John Bevere in #GoodorGod
There’s something about the lure of ivy tower academia that piques our deeper sense of desire. There’s a reason we never had any shortage of tourists travel from different pockets of Asia to get a glimpse of the Harvard campus; perhaps even rub John Harvard Statue’s foot for application favor (full disclosure: I made the trek to rub the foot as a high school senior, and it worked).
Let’s be clear: Harvard in itself is not bad. It did afford me the networking opportunities, career advancement opportunities, a great-looking resume, etc. However, as my pursuit for all its academic glamour wasn’t in alignment with (or submitted to) His perfect will for my life, it became an inherent rebellion. And that’s why it was no longer “good”. Up until that point in my journey, I have tried to fit the perfect will of God for my life into what my flesh wanted (or what the world wanted for me).
When I reflect on the emptiness I experienced throughout my youth and my twenties, I have come to realize that what makes something good, is that the Lord is sought out in the process. That the involvement of God in our day-to-day choices supersedes our pursuit of the very thing.
If I had my time machine, I would go back and seek Him first in every “good” option that came my way. Even if it came in the form of a Harvard admission letter or a job offer from the most prestigious institution. Although it seems to be right or good, it could lead to destruction if it isn’t yielded as part of His perfect will for you (Proverbs 14:12). For me, that destruction came in the form of years of unnecessary emotional toil.
The discernment between communicated knowledge and revealed knowledge is key here. (And I encourage you to pick up Good or God, where John unpacks this even further.) For many of us who had such “good” opportunities open up in our lives, it simply requires us to seek His revelation before saying ‘Yes’. This means pressing in to understand the bigger (Kingdom) vision – the revealed knowledge – behind the good opportunity. Asking yourself, how will you steward what’s been put in your hands as a co-laborer of the mission of God that we are put on this earth for?
And, if it’s revealed that this opportunity doesn’t align with His will, then it means having the faith to walk away from the good opportunity, in order to make room for the God opportunity.
I do believe that for most of us, however, getting into Harvard or any prestigious institution (except Yale…) is not an accident. There is a God-breathed vision behind that good opportunity. But until we get a hold of the deeper God-revelation and grasp it with our spiritual ears and eyes, then as John teaches, we stand to pervert the good opportunity. And it could in turn destroy us.
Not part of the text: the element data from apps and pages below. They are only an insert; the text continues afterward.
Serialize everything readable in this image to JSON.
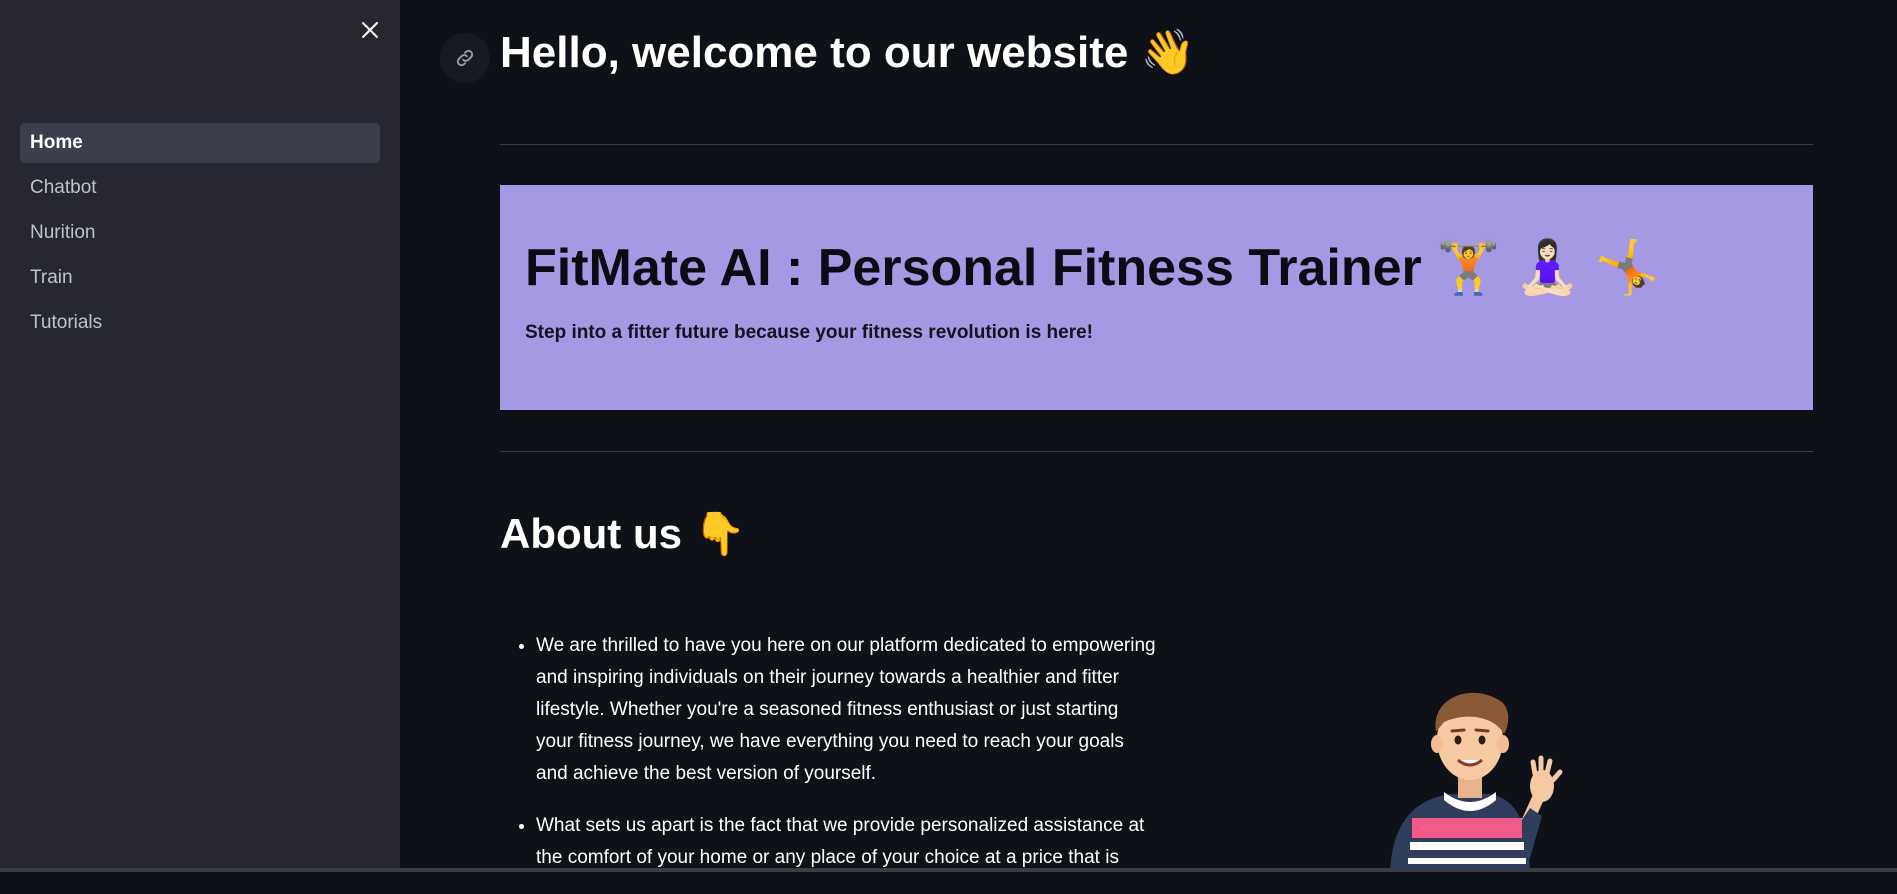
{
  "sidebar": {
    "close_icon": "close-icon",
    "items": [
      {
        "label": "Home",
        "active": true
      },
      {
        "label": "Chatbot",
        "active": false
      },
      {
        "label": "Nurition",
        "active": false
      },
      {
        "label": "Train",
        "active": false
      },
      {
        "label": "Tutorials",
        "active": false
      }
    ]
  },
  "main": {
    "anchor_icon": "link-icon",
    "page_title": "Hello, welcome to our website 👋",
    "hero": {
      "title": "FitMate AI : Personal Fitness Trainer 🏋️ 🧘🏻‍♀️ 🤸",
      "subtitle": "Step into a fitter future because your fitness revolution is here!",
      "background": "#a699e4"
    },
    "about": {
      "heading": "About us 👇",
      "paragraphs": [
        "We are thrilled to have you here on our platform dedicated to empowering and inspiring individuals on their journey towards a healthier and fitter lifestyle. Whether you're a seasoned fitness enthusiast or just starting your fitness journey, we have everything you need to reach your goals and achieve the best version of yourself.",
        "What sets us apart is the fact that we provide personalized assistance at the comfort of your home or any place of your choice at a price that is"
      ]
    },
    "mascot_image": "waving-man-illustration"
  },
  "colors": {
    "background": "#0e1117",
    "sidebar": "#262730",
    "active_item": "#3d3e4b",
    "hero": "#a699e4"
  }
}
More on this in the next post! In the meantime, I’ll leave you with this thought: We do need a generation of students who have submitted their “good” opportunities to the God-revelation they have caught hold of. To wrestle beyond the “good” that the world has communicated to you. The kind of good that will help you understand who you are in Him. The kind of good that will propel you to invest in the God things that will ultimately answer the deepest desires of hearts. Will you count yourself as one among them?
This story is part of the #deartigercubs series here.